**Working data**:
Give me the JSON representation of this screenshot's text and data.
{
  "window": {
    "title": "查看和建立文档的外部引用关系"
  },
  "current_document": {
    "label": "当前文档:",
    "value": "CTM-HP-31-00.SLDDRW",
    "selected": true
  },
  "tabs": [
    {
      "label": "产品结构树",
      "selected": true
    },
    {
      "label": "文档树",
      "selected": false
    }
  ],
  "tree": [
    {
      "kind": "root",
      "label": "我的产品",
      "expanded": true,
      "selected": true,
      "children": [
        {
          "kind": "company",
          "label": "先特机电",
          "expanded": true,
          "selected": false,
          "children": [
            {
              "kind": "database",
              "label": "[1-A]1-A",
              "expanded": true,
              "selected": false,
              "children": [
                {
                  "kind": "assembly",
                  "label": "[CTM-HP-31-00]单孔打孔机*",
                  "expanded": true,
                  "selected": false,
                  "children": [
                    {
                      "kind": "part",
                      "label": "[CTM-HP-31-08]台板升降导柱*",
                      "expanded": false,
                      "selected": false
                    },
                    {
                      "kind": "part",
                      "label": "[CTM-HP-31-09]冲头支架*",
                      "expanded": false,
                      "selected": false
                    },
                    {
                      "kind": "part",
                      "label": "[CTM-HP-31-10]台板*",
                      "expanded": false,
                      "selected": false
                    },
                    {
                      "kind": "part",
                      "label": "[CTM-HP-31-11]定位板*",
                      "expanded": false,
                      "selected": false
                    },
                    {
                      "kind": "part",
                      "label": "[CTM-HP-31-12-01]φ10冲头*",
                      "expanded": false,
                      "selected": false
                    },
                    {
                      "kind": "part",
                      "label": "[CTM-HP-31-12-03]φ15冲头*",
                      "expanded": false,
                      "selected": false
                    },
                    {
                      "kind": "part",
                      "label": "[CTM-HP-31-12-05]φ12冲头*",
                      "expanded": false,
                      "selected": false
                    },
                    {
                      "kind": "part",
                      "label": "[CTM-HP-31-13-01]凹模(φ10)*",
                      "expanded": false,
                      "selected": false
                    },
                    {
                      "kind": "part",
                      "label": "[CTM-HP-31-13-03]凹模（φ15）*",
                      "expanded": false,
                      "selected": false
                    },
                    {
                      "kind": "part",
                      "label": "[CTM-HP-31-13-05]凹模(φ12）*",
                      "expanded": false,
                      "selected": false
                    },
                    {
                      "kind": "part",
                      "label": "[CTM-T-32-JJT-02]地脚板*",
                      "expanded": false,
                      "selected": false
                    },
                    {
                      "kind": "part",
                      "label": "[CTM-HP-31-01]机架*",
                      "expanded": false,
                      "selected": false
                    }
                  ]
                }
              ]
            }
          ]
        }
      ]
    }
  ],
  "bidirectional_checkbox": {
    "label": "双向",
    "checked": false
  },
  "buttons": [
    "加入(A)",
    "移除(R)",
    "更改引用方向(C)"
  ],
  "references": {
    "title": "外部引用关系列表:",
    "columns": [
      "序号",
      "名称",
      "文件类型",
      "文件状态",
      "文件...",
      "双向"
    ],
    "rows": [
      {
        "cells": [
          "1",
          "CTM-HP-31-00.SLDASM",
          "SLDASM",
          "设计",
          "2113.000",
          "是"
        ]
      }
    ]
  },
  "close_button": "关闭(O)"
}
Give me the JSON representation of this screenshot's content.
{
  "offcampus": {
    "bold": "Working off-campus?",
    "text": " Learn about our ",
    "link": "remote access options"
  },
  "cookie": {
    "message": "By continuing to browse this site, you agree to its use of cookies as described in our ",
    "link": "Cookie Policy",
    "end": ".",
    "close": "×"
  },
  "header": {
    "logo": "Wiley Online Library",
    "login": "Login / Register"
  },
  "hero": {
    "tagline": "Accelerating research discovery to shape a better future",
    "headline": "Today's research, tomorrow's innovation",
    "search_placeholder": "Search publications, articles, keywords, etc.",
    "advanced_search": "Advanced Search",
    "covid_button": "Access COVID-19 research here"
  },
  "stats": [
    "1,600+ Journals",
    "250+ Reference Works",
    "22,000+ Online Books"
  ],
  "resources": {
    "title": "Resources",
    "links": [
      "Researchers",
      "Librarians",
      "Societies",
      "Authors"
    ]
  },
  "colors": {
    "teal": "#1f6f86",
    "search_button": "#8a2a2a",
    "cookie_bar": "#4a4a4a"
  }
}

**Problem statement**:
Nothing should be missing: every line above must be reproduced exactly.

**Answer box**:
Give me the JSON representation of this screenshot's text and data.
{
  "window": {
    "title": "查看和建立文档的外部引用关系"
  },
  "current_document": {
    "label": "当前文档:",
    "value": "CTM-HP-31-00.SLDDRW",
    "selected": true
  },
  "tabs": [
    {
      "label": "产品结构树",
      "selected": true
    },
    {
      "label": "文档树",
      "selected": false
    }
  ],
  "tree": [
    {
      "kind": "root",
      "label": "我的产品",
      "expanded": true,
      "selected": true,
      "children": [
        {
          "kind": "company",
          "label": "先特机电",
          "expanded": true,
          "selected": false,
          "children": [
            {
              "kind": "database",
              "label": "[1-A]1-A",
              "expanded": true,
              "selected": false,
              "children": [
                {
                  "kind": "assembly",
                  "label": "[CTM-HP-31-00]单孔打孔机*",
                  "expanded": true,
                  "selected": false,
                  "children": [
                    {
                      "kind": "part",
                      "label": "[CTM-HP-31-08]台板升降导柱*",
                      "expanded": false,
                      "selected": false
                    },
                    {
                      "kind": "part",
                      "label": "[CTM-HP-31-09]冲头支架*",
                      "expanded": false,
                      "selected": false
                    },
                    {
                      "kind": "part",
                      "label": "[CTM-HP-31-10]台板*",
                      "expanded": false,
                      "selected": false
                    },
                    {
                      "kind": "part",
                      "label": "[CTM-HP-31-11]定位板*",
                      "expanded": false,
                      "selected": false
                    },
                    {
                      "kind": "part",
                      "label": "[CTM-HP-31-12-01]φ10冲头*",
                      "expanded": false,
                      "selected": false
                    },
                    {
                      "kind": "part",
                      "label": "[CTM-HP-31-12-03]φ15冲头*",
                      "expanded": false,
                      "selected": false
                    },
                    {
                      "kind": "part",
                      "label": "[CTM-HP-31-12-05]φ12冲头*",
                      "expanded": false,
                      "selected": false
                    },
                    {
                      "kind": "part",
                      "label": "[CTM-HP-31-13-01]凹模(φ10)*",
                      "expanded": false,
                      "selected": false
                    },
                    {
                      "kind": "part",
                      "label": "[CTM-HP-31-13-03]凹模（φ15）*",
                      "expanded": false,
                      "selected": false
                    },
                    {
                      "kind": "part",
                      "label": "[CTM-HP-31-13-05]凹模(φ12）*",
                      "expanded": false,
                      "selected": false
                    },
                    {
                      "kind": "part",
                      "label": "[CTM-T-32-JJT-02]地脚板*",
                      "expanded": false,
                      "selected": false
                    },
                    {
                      "kind": "part",
                      "label": "[CTM-HP-31-01]机架*",
                      "expanded": false,
                      "selected": false
                    }
                  ]
                }
              ]
            }
          ]
        }
      ]
    }
  ],
  "bidirectional_checkbox": {
    "label": "双向",
    "checked": false
  },
  "buttons": [
    "加入(A)",
    "移除(R)",
    "更改引用方向(C)"
  ],
  "references": {
    "title": "外部引用关系列表:",
    "columns": [
      "序号",
      "名称",
      "文件类型",
      "文件状态",
      "文件...",
      "双向"
    ],
    "rows": [
      {
        "cells": [
          "1",
          "CTM-HP-31-00.SLDASM",
          "SLDASM",
          "设计",
          "2113.000",
          "是"
        ]
      }
    ]
  },
  "close_button": "关闭(O)"
}
Give me the JSON representation of this screenshot's content.
{
  "offcampus": {
    "bold": "Working off-campus?",
    "text": " Learn about our ",
    "link": "remote access options"
  },
  "cookie": {
    "message": "By continuing to browse this site, you agree to its use of cookies as described in our ",
    "link": "Cookie Policy",
    "end": ".",
    "close": "×"
  },
  "header": {
    "logo": "Wiley Online Library",
    "login": "Login / Register"
  },
  "hero": {
    "tagline": "Accelerating research discovery to shape a better future",
    "headline": "Today's research, tomorrow's innovation",
    "search_placeholder": "Search publications, articles, keywords, etc.",
    "advanced_search": "Advanced Search",
    "covid_button": "Access COVID-19 research here"
  },
  "stats": [
    "1,600+ Journals",
    "250+ Reference Works",
    "22,000+ Online Books"
  ],
  "resources": {
    "title": "Resources",
    "links": [
      "Researchers",
      "Librarians",
      "Societies",
      "Authors"
    ]
  },
  "colors": {
    "teal": "#1f6f86",
    "search_button": "#8a2a2a",
    "cookie_bar": "#4a4a4a"
  }
}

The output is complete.